British Prime Minister Boris Johnson told French President Emmanuel Macron on Friday that he wants to “re-establish cooperation”, Macron’s office said, amid a diplomatic crisis over a submarine contract with Australia.
Macron was left furious last week after Australia ditched a mega-deal to buy diesel submarines from France in favour of American nuclear-powered ones — secured during secret negotiations facilitated by Britain.
In the conversation, which the Elysee said came at Johnson‘s request, the British prime minister said he hoped for cooperation “in line with our values and our common interests”, such as the battle against climate change, securing the Indo-Pacific region and the fight against terrorism.
Macron told Johnson that “he is awaiting his proposals”, his office said in a brief statement.
French fury over what it sees as a “stab in the back” over the submarine contract saw Macron recall the French ambassadors to Washington and Canberra in an unprecedented diplomatic protest.
But the French envoy in London remained at her post, with France’s Europe Minister Clement Beaune dismissing London as a mere “third wheel” in the deal and a “junior partner” to the US.
Using franglais, Johnson this week appealed to France to “Donnez-moi un break”, calling for calm after tempers flared in France, while also telling Paris to “prenez un grip” (“get a grip”).
‘Serious blow to trust’
The submarine spat brought relations between Paris and London to their worst since Britain’s 2016 vote to leave the European Union.
Brexit has led to several disagreements between both nations, notably over fishing rights but also the still vexing issue of trade between mainland Britain and the province of Northern Ireland.
Migrant flows have also been a major irritant between Paris and London.
There remains, however, a willingness on both sides to continue close cooperation in defence matters, experts say.
The submarine deal “created a legitimate anger in France and clearly dealt a serious blow to trust and cooperation between France and the UK in a relationship already strained by years of post-Brexit disputes”, said Hans Kundnani and Alice Billon-Galland, analysts at the Chatham House policy institute.
But they said “the reality is the two countries share a similar set of interests and partners in the Indo-Pacific and beyond, and will need to find ways to navigate current tensions”.

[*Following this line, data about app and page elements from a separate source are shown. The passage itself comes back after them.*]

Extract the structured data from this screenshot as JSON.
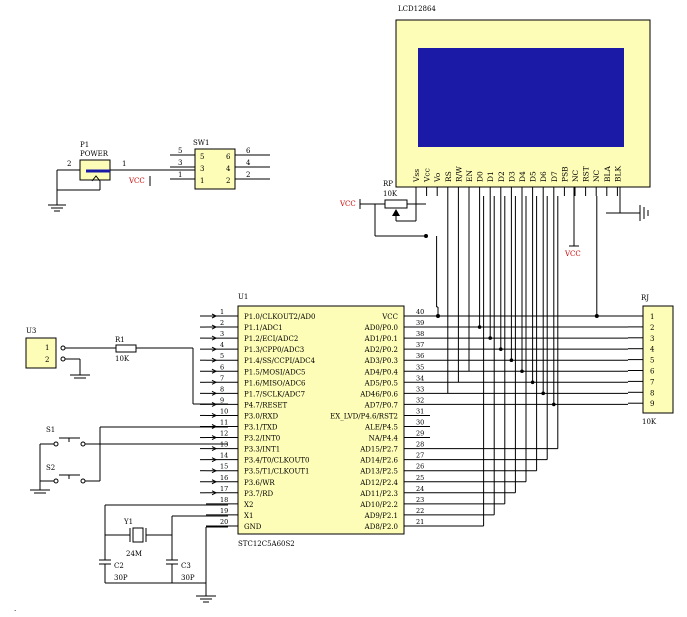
{
  "lcd": {
    "title": "LCD12864",
    "screen_color": "#1a1aa6",
    "body_color": "#fdfdb8",
    "pins": [
      "Vss",
      "Vcc",
      "Vo",
      "RS",
      "R/W",
      "EN",
      "D0",
      "D1",
      "D2",
      "D3",
      "D4",
      "D5",
      "D6",
      "D7",
      "PSB",
      "NC",
      "RST",
      "NC",
      "BLA",
      "BLK"
    ]
  },
  "rp": {
    "ref": "RP",
    "value": "10K",
    "vcc": "VCC"
  },
  "psb_vcc": "VCC",
  "p1": {
    "ref": "P1",
    "name": "POWER",
    "pin1": "1",
    "pin2": "2"
  },
  "sw1": {
    "ref": "SW1",
    "pins_left": [
      "5",
      "3",
      "1"
    ],
    "pins_right": [
      "6",
      "4",
      "2"
    ],
    "inner_left": [
      "5",
      "3",
      "1"
    ],
    "inner_right": [
      "6",
      "4",
      "2"
    ],
    "vcc": "VCC"
  },
  "u3": {
    "ref": "U3",
    "pins": [
      "1",
      "2"
    ]
  },
  "r1": {
    "ref": "R1",
    "value": "10K"
  },
  "u1": {
    "ref": "U1",
    "part": "STC12C5A60S2",
    "left_pins": [
      {
        "num": "1",
        "name": "P1.0/CLKOUT2/AD0"
      },
      {
        "num": "2",
        "name": "P1.1/ADC1"
      },
      {
        "num": "3",
        "name": "P1.2/ECI/ADC2"
      },
      {
        "num": "4",
        "name": "P1.3/CPP0/ADC3"
      },
      {
        "num": "5",
        "name": "P1.4/SS/CCPI/ADC4"
      },
      {
        "num": "6",
        "name": "P1.5/MOSI/ADC5"
      },
      {
        "num": "7",
        "name": "P1.6/MISO/ADC6"
      },
      {
        "num": "8",
        "name": "P1.7/SCLK/ADC7"
      },
      {
        "num": "9",
        "name": "P4.7/RESET"
      },
      {
        "num": "10",
        "name": "P3.0/RXD"
      },
      {
        "num": "11",
        "name": "P3.1/TXD"
      },
      {
        "num": "12",
        "name": "P3.2/INT0"
      },
      {
        "num": "13",
        "name": "P3.3/INT1"
      },
      {
        "num": "14",
        "name": "P3.4/T0/CLKOUT0"
      },
      {
        "num": "15",
        "name": "P3.5/T1/CLKOUT1"
      },
      {
        "num": "16",
        "name": "P3.6/WR"
      },
      {
        "num": "17",
        "name": "P3.7/RD"
      },
      {
        "num": "18",
        "name": "X2"
      },
      {
        "num": "19",
        "name": "X1"
      },
      {
        "num": "20",
        "name": "GND"
      }
    ],
    "right_pins": [
      {
        "num": "40",
        "name": "VCC"
      },
      {
        "num": "39",
        "name": "AD0/P0.0"
      },
      {
        "num": "38",
        "name": "AD1/P0.1"
      },
      {
        "num": "37",
        "name": "AD2/P0.2"
      },
      {
        "num": "36",
        "name": "AD3/P0.3"
      },
      {
        "num": "35",
        "name": "AD4/P0.4"
      },
      {
        "num": "34",
        "name": "AD5/P0.5"
      },
      {
        "num": "33",
        "name": "AD46/P0.6"
      },
      {
        "num": "32",
        "name": "AD7/P0.7"
      },
      {
        "num": "31",
        "name": "EX_LVD/P4.6/RST2"
      },
      {
        "num": "30",
        "name": "ALE/P4.5"
      },
      {
        "num": "29",
        "name": "NA/P4.4"
      },
      {
        "num": "28",
        "name": "AD15/P2.7"
      },
      {
        "num": "27",
        "name": "AD14/P2.6"
      },
      {
        "num": "26",
        "name": "AD13/P2.5"
      },
      {
        "num": "25",
        "name": "AD12/P2.4"
      },
      {
        "num": "24",
        "name": "AD11/P2.3"
      },
      {
        "num": "23",
        "name": "AD10/P2.2"
      },
      {
        "num": "22",
        "name": "AD9/P2.1"
      },
      {
        "num": "21",
        "name": "AD8/P2.0"
      }
    ]
  },
  "rj": {
    "ref": "RJ",
    "value": "10K",
    "pins": [
      "1",
      "2",
      "3",
      "4",
      "5",
      "6",
      "7",
      "8",
      "9"
    ]
  },
  "s1": {
    "ref": "S1"
  },
  "s2": {
    "ref": "S2"
  },
  "y1": {
    "ref": "Y1",
    "value": "24M"
  },
  "c2": {
    "ref": "C2",
    "value": "30P"
  },
  "c3": {
    "ref": "C3",
    "value": "30P"
  },
  "corner_mark": "."
}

If they succeed that could open the way for other Europeans to also contribute to security in Asia, they said.